Eventually, we turn off the flat road to tackle a few kilometres of hilly rock-strewn terrain to reach Losirwa. We reach the village hot and sweaty but soon forget about any discomfort. We have arrived just as the men have returned from the plains with their cattle, and this calls for a traditional Masai welcome dance.

The Masai warriors begin in a laidback fashion, moving sedately, and chanting timidly as more people from the village gather. More men join the circle and the small jumps transform into huge leaps, while the chanting grows louder and louder.

Then the pitch changes with the ladies’ turn. A woman with a contagious smile and sylph-like limbs grabs my arm and pulls me into the chaos, adorning me with a heavy beaded collar-like necklace that I’m to move while shrugging my shoulders. It all ends in a manic flurry of hollers and huge movements. I replay the extraordinary evening in my head over and over again.

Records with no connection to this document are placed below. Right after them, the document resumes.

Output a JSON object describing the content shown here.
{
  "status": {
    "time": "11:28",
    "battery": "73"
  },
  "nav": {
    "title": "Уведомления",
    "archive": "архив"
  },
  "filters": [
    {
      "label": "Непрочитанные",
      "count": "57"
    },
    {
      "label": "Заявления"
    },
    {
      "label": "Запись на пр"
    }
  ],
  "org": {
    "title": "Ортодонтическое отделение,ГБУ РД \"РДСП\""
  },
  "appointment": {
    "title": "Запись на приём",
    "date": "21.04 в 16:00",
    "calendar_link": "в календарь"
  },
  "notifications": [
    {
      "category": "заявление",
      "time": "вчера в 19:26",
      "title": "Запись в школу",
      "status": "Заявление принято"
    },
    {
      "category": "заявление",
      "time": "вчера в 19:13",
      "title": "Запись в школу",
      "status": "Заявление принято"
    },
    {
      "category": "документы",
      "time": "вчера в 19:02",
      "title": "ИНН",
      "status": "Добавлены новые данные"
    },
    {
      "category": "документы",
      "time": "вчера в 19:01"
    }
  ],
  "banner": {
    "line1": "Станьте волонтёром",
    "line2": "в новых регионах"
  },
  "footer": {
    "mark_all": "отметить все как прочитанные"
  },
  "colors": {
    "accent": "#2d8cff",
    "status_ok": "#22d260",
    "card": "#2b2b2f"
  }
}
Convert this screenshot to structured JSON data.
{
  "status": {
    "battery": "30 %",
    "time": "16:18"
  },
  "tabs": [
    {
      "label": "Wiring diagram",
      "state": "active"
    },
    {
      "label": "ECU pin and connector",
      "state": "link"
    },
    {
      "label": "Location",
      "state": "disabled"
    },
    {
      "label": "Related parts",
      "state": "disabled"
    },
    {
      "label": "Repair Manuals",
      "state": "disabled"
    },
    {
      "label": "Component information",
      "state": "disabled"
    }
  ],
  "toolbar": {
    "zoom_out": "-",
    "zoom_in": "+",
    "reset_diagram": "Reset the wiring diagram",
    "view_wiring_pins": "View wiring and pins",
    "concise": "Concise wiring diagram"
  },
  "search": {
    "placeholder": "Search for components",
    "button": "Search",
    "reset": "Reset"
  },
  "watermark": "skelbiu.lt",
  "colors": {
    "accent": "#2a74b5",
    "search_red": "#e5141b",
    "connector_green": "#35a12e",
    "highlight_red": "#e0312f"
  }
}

Of course, you can’t travel to Tanzania and not venture out to see wildlife. We cycle the Lake Manyara loop the next day, starting and finishing in Mto wa Mbu, a busy village home to over 100 tribes. We glide through small communities, passing thatch-roofed homes, before coming out into the massive grassy plain beside Lake Manyara. With just sparse shrubbery growing here, we can see far into the distance. Wildebeest trot in no particular direction; zebras sluggishly munch on grass; graceful gazelles track into the distance; the flamingos simply dawdle around the lake. After lunch we jump into four-wheel- drive safaris and explore Lake Manyara National Park and it’s here I spot my first wild lion.

Our accommodation for the night, Panorama Safari Camp, includes a number of igloo-style huts, so even sleeping here is a unique experience. I wake early for sunrise the next day before we set off on a slow and steady ascent that draws on for three kilometres. I drop out halfway and hop in the support van before jumping back on the bike to coast down into Karatu, a lively town that’s used by travellers as a base for exploring the Ngorongoro Crater.

The Ngorongoro Conservation Area is a wild immensity of dense woodlands and sprawling savannahs, but most people come to see Ngorongoro Crater, which is legendary for its rich, copious wildlife.

We see an endangered black rhinoceros in the distance; a lone hyena attacking the unwell gentle giant; two lions basking in the midday sun. Zebras, gazelles, wildebeest and warthogs are everywhere.

On our final cycling leg, I take my time. After all, I have no idea when I’ll have the chance.

Where the Wild Things Are

Where the Wild Things Are

Eating on the Water

Eating on the Water